START Provided data
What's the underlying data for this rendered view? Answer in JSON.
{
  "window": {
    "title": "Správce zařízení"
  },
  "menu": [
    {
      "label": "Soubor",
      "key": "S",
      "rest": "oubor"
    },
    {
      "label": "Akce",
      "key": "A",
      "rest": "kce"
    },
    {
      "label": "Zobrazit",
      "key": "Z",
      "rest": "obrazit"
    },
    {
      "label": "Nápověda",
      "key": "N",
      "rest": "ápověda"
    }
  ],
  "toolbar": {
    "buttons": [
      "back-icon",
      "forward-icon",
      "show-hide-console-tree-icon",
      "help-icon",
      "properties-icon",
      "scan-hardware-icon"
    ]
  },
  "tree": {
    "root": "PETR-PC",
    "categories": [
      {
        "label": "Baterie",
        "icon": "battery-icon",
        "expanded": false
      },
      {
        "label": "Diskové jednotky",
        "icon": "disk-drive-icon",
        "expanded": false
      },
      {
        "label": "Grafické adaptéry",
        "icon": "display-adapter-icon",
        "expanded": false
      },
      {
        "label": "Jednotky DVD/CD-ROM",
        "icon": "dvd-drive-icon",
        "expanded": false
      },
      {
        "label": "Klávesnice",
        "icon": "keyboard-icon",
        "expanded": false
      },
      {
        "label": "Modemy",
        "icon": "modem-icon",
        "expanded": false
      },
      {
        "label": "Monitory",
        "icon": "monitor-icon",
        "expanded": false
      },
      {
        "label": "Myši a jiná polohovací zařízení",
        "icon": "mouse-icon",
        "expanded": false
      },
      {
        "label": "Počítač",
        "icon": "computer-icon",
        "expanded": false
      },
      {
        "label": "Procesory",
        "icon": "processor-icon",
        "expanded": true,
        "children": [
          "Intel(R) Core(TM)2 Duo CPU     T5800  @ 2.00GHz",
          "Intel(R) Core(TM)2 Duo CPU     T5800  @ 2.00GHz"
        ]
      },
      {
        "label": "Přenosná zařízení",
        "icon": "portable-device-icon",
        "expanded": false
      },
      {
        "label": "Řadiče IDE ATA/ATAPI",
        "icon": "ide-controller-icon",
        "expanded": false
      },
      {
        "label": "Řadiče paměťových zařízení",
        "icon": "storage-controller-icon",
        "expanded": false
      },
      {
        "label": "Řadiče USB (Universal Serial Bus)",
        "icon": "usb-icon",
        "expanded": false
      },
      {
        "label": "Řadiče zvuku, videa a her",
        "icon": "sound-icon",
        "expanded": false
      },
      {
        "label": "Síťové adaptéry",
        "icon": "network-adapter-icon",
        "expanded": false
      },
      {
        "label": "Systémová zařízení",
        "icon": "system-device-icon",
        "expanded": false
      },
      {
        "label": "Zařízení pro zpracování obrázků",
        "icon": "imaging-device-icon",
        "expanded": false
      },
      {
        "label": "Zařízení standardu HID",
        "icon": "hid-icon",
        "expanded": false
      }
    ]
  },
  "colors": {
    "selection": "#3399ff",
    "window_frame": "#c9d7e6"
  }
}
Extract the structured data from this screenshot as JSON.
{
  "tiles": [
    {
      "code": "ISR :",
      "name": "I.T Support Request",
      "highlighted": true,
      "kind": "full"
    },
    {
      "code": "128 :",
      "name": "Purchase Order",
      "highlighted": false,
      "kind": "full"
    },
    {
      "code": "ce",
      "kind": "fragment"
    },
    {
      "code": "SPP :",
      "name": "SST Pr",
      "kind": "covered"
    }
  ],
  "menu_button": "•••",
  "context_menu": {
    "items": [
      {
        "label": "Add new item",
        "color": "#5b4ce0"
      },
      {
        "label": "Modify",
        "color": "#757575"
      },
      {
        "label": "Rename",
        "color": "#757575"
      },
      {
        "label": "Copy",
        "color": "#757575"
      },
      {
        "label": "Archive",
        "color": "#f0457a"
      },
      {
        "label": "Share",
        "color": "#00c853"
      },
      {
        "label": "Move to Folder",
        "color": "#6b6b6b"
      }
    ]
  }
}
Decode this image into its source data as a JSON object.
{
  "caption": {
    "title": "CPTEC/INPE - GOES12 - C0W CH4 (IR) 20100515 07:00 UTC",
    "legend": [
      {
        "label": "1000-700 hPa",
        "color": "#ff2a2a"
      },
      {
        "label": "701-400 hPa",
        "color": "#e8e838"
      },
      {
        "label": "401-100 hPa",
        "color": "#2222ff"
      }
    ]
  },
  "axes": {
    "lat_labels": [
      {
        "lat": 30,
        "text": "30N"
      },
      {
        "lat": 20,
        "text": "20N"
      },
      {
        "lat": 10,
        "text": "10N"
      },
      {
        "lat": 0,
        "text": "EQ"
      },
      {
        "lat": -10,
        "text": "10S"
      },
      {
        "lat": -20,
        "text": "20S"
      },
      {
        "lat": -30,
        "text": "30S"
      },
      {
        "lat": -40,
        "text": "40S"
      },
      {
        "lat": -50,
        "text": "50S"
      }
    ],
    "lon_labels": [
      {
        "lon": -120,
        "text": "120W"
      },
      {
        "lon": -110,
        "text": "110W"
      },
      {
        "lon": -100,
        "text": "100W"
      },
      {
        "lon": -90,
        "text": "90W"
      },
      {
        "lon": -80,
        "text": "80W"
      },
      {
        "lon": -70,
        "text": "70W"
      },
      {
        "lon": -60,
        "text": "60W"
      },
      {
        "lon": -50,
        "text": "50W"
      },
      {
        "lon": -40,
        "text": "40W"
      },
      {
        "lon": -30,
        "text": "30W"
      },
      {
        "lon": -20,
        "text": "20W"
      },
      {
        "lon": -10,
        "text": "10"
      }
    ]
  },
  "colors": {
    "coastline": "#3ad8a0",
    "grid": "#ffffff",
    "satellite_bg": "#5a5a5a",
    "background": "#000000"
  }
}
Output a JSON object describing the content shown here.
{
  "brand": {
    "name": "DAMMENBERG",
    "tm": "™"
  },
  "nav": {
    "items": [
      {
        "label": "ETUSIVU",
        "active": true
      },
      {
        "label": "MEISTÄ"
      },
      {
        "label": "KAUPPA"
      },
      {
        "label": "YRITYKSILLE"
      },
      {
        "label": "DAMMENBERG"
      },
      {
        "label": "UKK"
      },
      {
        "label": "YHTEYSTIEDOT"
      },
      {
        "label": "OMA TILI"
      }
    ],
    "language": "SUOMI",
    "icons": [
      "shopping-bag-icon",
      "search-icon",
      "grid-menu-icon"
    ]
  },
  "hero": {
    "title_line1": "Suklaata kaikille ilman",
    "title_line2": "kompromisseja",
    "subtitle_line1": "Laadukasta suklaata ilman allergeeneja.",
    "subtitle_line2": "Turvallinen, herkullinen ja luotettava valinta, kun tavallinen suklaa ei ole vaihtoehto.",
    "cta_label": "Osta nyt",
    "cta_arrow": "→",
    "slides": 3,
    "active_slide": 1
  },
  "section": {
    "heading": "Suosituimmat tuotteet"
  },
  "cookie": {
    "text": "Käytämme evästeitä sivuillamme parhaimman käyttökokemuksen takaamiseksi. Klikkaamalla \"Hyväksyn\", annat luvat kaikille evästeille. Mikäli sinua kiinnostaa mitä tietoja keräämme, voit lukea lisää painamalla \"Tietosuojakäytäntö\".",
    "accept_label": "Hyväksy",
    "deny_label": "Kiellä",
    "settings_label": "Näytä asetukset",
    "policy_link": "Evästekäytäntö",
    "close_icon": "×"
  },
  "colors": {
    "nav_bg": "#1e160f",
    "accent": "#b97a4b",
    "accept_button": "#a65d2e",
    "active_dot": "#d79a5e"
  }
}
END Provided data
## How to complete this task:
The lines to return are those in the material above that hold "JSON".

## Answer box:
What's the underlying data for this rendered view? Answer in JSON.
Extract the structured data from this screenshot as JSON.
Decode this image into its source data as a JSON object.
Output a JSON object describing the content shown here.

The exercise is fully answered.